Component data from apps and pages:

=== Begin Enclosure ===

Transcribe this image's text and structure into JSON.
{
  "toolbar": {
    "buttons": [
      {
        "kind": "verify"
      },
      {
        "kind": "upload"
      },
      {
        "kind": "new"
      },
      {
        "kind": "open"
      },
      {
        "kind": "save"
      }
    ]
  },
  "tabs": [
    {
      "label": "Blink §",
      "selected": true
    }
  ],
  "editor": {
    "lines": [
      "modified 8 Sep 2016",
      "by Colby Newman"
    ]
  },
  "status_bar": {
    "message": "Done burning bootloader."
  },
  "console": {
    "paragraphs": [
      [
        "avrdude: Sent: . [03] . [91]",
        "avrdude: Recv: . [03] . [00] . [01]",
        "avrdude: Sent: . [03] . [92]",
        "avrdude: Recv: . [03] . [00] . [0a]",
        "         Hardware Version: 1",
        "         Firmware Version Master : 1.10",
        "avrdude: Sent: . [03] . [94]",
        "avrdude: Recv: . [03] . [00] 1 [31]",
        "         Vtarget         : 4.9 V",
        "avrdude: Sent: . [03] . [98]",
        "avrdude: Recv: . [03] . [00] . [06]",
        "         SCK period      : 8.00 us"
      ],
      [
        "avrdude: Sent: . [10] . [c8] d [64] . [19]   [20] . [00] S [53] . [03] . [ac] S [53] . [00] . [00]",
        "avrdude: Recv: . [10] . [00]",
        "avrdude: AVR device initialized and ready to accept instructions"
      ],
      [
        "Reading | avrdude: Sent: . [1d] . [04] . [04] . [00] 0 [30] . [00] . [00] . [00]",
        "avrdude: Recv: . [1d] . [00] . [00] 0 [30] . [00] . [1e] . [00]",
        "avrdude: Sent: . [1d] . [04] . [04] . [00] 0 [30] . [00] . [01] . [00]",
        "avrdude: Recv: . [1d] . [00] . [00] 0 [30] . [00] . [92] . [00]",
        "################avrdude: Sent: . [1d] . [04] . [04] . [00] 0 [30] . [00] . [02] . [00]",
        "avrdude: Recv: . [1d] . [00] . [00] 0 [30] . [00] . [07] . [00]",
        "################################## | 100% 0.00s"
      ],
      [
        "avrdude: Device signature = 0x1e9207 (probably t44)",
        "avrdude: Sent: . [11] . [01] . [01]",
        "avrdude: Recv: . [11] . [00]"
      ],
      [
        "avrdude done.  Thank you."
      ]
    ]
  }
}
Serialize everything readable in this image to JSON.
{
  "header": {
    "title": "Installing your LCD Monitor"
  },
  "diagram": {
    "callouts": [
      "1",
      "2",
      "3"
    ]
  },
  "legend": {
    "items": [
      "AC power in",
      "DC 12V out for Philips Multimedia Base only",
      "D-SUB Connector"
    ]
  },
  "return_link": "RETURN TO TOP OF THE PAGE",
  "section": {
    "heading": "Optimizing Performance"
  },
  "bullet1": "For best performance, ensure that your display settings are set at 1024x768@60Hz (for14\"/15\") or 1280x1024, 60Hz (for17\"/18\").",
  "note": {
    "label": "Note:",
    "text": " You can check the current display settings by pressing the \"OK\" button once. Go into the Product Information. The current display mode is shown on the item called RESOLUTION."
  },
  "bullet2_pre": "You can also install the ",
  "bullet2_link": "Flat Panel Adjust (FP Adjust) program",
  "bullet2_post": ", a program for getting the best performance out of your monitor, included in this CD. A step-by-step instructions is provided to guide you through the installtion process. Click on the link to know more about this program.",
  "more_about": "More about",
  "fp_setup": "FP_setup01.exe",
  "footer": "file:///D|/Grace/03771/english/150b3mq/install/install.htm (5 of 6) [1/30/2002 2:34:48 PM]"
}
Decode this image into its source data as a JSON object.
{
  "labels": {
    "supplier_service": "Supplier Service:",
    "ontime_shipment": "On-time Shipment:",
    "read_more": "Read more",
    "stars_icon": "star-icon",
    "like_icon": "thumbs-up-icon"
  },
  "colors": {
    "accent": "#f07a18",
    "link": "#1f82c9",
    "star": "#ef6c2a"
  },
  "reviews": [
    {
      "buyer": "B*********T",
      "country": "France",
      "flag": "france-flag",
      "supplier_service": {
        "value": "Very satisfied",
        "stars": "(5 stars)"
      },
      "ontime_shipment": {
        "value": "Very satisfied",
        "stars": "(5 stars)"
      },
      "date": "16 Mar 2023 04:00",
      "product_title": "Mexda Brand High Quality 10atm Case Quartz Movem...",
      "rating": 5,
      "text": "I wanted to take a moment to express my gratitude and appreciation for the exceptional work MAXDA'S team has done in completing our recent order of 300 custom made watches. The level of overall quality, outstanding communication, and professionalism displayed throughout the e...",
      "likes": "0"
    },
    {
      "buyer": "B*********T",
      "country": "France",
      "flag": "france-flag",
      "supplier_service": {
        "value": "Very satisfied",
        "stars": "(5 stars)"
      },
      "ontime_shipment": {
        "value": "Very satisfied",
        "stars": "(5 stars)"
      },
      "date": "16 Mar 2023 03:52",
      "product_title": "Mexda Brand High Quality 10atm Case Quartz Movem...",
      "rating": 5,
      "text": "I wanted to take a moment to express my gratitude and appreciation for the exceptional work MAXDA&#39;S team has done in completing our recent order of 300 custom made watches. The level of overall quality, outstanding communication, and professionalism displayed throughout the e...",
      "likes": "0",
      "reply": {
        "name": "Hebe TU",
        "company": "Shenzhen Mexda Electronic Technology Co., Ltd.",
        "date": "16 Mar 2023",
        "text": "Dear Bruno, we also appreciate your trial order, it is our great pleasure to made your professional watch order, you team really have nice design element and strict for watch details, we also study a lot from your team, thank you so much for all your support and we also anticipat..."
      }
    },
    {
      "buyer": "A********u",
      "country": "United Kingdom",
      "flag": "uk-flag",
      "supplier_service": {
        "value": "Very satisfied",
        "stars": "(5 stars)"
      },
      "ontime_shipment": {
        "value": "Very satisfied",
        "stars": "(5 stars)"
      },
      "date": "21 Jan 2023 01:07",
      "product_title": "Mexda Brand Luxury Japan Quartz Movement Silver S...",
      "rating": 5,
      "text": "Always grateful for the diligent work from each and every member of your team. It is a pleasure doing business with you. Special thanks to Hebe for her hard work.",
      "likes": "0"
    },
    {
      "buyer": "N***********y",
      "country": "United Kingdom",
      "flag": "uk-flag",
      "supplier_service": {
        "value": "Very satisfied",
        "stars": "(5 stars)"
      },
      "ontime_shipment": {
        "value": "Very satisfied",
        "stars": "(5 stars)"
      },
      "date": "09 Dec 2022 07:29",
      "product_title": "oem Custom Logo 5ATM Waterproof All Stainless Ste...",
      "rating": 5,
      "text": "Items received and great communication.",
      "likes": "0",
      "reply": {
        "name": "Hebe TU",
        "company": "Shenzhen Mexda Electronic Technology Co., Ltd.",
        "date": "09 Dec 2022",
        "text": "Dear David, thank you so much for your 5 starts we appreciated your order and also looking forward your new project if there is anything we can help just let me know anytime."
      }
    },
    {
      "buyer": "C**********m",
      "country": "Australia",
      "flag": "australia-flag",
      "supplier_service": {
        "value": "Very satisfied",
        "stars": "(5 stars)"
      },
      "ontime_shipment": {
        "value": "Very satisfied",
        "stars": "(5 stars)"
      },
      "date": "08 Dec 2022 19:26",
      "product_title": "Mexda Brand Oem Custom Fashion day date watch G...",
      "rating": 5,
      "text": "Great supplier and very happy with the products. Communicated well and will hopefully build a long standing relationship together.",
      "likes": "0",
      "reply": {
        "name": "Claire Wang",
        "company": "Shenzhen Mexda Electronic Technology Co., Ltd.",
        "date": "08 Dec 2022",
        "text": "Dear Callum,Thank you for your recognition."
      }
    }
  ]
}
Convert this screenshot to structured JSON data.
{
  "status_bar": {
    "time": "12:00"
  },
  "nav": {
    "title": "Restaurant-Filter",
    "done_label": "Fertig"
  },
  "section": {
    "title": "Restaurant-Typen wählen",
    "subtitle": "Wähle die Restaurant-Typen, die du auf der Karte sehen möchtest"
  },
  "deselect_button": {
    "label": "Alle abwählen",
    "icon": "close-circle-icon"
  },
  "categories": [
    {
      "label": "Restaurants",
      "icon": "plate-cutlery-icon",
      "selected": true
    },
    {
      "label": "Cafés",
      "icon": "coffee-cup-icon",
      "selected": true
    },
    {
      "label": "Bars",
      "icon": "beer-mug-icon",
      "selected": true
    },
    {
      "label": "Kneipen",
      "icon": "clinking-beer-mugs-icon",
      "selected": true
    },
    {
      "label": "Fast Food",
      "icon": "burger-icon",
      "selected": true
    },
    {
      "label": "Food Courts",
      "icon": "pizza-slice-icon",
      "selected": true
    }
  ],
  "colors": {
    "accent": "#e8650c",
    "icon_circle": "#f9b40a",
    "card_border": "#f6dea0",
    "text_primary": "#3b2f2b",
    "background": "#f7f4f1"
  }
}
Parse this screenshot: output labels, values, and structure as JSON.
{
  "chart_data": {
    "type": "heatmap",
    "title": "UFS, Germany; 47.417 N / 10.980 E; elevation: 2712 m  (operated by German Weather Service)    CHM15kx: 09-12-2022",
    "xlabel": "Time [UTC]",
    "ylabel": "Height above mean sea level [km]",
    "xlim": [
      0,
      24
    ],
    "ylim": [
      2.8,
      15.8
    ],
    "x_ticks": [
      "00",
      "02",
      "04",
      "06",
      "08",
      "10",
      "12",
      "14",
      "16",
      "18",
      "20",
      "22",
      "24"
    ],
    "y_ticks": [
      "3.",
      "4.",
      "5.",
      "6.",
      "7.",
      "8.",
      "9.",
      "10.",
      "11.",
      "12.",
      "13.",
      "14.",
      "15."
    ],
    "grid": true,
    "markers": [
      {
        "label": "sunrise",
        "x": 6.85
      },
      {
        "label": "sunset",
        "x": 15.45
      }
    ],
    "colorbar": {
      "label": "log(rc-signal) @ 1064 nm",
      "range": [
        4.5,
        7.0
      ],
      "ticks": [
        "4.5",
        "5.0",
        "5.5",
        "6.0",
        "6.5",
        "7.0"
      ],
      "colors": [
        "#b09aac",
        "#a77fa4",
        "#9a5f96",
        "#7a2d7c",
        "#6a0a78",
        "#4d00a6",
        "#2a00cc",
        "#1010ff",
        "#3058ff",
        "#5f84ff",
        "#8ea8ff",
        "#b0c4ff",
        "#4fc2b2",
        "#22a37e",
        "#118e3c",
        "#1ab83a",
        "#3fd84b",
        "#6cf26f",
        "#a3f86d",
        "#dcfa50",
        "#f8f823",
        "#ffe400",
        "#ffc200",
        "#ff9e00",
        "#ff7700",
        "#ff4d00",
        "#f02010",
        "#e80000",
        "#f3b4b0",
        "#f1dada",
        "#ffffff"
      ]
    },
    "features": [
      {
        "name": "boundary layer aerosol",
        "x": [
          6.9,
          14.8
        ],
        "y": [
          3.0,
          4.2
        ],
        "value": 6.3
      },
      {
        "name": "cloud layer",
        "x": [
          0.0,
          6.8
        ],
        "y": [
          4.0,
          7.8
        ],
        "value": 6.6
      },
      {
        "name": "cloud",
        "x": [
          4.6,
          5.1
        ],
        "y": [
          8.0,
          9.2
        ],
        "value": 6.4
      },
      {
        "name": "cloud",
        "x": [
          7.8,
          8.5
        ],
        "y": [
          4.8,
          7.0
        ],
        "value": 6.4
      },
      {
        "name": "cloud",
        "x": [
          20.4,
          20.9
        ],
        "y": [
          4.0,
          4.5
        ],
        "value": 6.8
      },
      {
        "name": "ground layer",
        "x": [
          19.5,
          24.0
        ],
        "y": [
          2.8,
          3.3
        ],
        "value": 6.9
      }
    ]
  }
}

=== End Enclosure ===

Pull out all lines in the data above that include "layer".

§ **TASK RESULT**:
        "name": "boundary layer aerosol",
        "name": "cloud layer",
        "name": "ground layer",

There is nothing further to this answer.